STUDY MATERIAL:
BEGIN
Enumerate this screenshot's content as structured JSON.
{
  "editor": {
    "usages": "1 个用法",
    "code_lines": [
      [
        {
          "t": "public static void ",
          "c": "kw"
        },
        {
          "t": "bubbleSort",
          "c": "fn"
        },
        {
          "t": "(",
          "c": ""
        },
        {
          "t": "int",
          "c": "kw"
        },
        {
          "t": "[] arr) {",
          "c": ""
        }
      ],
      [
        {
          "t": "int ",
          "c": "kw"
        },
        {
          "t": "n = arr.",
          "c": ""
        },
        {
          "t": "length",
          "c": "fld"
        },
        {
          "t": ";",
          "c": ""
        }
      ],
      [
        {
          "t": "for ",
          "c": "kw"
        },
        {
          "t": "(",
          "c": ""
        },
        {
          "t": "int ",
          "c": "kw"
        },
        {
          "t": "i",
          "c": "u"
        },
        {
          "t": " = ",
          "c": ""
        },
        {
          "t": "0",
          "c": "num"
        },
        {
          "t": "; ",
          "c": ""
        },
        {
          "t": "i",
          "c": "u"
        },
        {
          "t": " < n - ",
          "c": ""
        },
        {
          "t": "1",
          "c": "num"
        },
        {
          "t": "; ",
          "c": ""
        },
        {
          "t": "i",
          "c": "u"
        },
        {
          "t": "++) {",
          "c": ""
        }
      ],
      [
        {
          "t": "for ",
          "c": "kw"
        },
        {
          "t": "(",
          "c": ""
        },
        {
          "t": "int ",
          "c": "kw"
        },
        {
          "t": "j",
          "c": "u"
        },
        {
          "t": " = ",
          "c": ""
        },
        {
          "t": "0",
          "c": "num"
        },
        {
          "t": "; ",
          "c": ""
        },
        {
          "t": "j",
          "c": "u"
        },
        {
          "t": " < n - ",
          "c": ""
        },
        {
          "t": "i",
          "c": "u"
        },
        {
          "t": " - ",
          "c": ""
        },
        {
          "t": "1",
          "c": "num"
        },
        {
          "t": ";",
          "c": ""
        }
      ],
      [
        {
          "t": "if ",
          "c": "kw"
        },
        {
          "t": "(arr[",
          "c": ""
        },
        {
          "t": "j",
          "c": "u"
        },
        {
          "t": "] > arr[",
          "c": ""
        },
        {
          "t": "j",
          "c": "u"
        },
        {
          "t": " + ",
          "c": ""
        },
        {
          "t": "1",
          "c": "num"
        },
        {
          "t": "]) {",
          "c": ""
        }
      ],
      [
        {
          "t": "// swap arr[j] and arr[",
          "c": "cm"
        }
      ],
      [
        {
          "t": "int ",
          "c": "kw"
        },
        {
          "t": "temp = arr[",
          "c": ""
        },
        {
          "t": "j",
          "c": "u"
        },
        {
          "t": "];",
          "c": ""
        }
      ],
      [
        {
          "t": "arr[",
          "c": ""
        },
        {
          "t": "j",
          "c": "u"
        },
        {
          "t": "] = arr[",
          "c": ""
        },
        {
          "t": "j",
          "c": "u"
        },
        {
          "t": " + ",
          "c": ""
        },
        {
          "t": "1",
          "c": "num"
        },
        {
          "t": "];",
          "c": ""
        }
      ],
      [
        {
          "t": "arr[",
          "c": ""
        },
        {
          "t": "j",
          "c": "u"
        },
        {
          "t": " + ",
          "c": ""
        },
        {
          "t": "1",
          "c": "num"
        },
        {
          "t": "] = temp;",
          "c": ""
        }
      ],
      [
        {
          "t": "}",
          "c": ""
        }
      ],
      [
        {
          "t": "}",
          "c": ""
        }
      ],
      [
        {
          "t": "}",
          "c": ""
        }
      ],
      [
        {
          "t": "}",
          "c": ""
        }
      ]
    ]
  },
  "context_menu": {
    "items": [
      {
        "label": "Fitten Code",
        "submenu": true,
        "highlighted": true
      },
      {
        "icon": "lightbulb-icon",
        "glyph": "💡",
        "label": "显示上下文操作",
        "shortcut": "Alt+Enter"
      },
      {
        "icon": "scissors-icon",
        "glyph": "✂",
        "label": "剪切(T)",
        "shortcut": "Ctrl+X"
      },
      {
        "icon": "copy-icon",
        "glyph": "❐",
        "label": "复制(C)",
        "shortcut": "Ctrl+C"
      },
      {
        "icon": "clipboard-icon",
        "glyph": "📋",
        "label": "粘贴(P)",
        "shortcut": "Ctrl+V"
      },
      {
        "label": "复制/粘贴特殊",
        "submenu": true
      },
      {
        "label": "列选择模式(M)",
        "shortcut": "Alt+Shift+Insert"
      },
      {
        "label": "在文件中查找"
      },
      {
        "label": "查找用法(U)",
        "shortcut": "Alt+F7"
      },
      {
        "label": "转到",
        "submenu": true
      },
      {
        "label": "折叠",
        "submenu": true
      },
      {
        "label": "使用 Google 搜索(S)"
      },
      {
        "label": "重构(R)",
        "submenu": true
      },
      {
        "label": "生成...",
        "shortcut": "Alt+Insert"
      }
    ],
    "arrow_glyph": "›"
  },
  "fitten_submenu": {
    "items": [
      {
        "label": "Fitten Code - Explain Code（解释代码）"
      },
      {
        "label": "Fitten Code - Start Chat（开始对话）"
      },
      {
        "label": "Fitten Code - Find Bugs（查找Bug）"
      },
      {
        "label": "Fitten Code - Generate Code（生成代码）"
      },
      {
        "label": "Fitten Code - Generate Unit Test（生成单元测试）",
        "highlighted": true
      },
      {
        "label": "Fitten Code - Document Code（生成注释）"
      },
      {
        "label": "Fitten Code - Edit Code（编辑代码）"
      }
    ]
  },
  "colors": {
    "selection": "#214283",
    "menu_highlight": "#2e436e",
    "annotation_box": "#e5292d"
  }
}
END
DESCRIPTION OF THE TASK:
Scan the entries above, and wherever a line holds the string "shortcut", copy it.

YOUR RESPONSE:
        "shortcut": "Alt+Enter"
        "shortcut": "Ctrl+X"
        "shortcut": "Ctrl+C"
        "shortcut": "Ctrl+V"
        "shortcut": "Alt+Shift+Insert"
        "shortcut": "Alt+F7"
        "shortcut": "Alt+Insert"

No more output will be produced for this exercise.